Is there really no way to do this already?

I admit I always install themes and so on either with the package manager or by hand.  This entry on Ubuntu Brainstorm is asking for a program to turn all parts of a given theme on the current computer into one big file so that you can upload it to places, and then also to turn it back into parts of a theme again when people have downloaded it.  It sounds like a job which could be done by a fairly simple pygtk application.  (I could write it, but I have a lot to maintain already.)

(I didn’t see the Brainstorm post originally, but it has spilled over to various other forums.)

Tewkesbury memory

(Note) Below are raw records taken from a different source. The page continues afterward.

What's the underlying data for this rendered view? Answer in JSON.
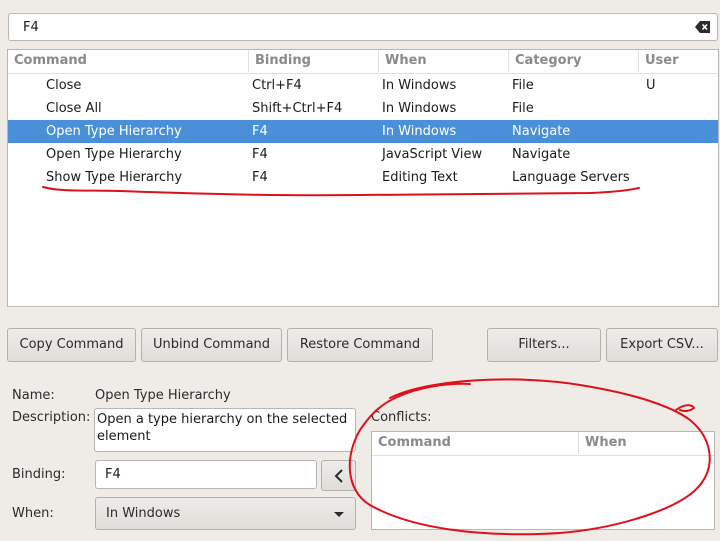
{
  "search": {
    "value": "F4"
  },
  "table": {
    "columns": [
      "Command",
      "Binding",
      "When",
      "Category",
      "User"
    ],
    "rows": [
      {
        "command": "Close",
        "binding": "Ctrl+F4",
        "when": "In Windows",
        "category": "File",
        "user": "U"
      },
      {
        "command": "Close All",
        "binding": "Shift+Ctrl+F4",
        "when": "In Windows",
        "category": "File",
        "user": ""
      },
      {
        "command": "Open Type Hierarchy",
        "binding": "F4",
        "when": "In Windows",
        "category": "Navigate",
        "user": "",
        "selected": true
      },
      {
        "command": "Open Type Hierarchy",
        "binding": "F4",
        "when": "JavaScript View",
        "category": "Navigate",
        "user": ""
      },
      {
        "command": "Show Type Hierarchy",
        "binding": "F4",
        "when": "Editing Text",
        "category": "Language Servers",
        "user": ""
      }
    ]
  },
  "buttons": {
    "copy": "Copy Command",
    "unbind": "Unbind Command",
    "restore": "Restore Command",
    "filters": "Filters...",
    "export": "Export CSV..."
  },
  "details": {
    "name_label": "Name:",
    "name_value": "Open Type Hierarchy",
    "description_label": "Description:",
    "description_value": "Open a type hierarchy on the selected element",
    "binding_label": "Binding:",
    "binding_value": "F4",
    "when_label": "When:",
    "when_value": "In Windows"
  },
  "conflicts": {
    "label": "Conflicts:",
    "columns": [
      "Command",
      "When"
    ]
  },
  "colors": {
    "selection": "#4a90d9",
    "annotation": "#e0101a"
  }
}
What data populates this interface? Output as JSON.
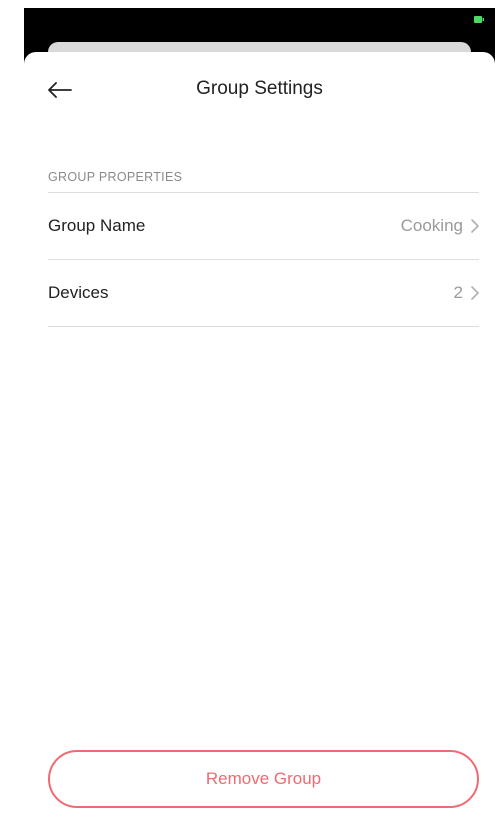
{
  "header": {
    "title": "Group Settings"
  },
  "section": {
    "title": "GROUP PROPERTIES"
  },
  "rows": [
    {
      "label": "Group Name",
      "value": "Cooking"
    },
    {
      "label": "Devices",
      "value": "2"
    }
  ],
  "actions": {
    "remove_label": "Remove Group"
  },
  "colors": {
    "accent": "#ef6a72",
    "battery": "#4cd964"
  },
  "icons": {
    "back": "arrow-left-icon",
    "chevron": "chevron-right-icon",
    "battery": "battery-icon"
  }
}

When I was a child, my family went to visit Tewkesbury, during which time both the rivers flooded and I went walking in a submerged field so I didn’t know where the bank was, and didn’t realise until later how close I must have been to the fast-running water. Another time I walked across a bridge where the water was actually flowing, faster than tapwater, under the rail, and I thought I would be safe if I held on to the top. In those days I was immortal, and lucky. And we lived for a week in an old house, above the high water line, and wandered around that part of the world exploring. During that time I was happier than I can say.

Of course we went to the Abbey, because the Abbey is a wonder. And when we were there, one of the Abbey staff began talking to us and told us, “I don’t usually show people this, but since there are so many of you, I’ll show you.” There were five children and two grown-ups. She took us into a side-room, a vestry perhaps, where only the priests and the vergers went, a room with a table and some chairs. And she closed the great wooden door, and on the back we saw armour. The door was covered with it: not ringmail or platemail, but leather armour it was, set throughout with metal studs.

She told us that after the battle the monks had gone out and stripped the armour from the bodies, and used it to cover the door. What I didn’t find out until years later was that many of the soldiers on the losing side actually ran from the winners and sought sanctuary in the abbey: the winning side chased them down and killed them there anyway. The abbey was closed for a month until the monks could bless it and make it clean again.

No wonder they hadn’t redecorated in five hundred years.

And apparently last year the floodwaters didn’t just pass that house we stayed in, but they actually entered the abbey, too. There was some clearing up that time, as well.

Translations policy

I added a string to Metacity (in trunk, of course, not for the stable release).  If I can translate the string into two of the languages in po/ (cy and en_GB), should I just do the ordinary po-updating work and then translate that one string, and commit that, or should I go and ask the translation team first?

(I’m not exactly completely fluent in Welsh, but good enough to read most of the news; I can at least say “move the window to the centre of the screen”, especially if I already have “move the window to the left of the screen” translated.)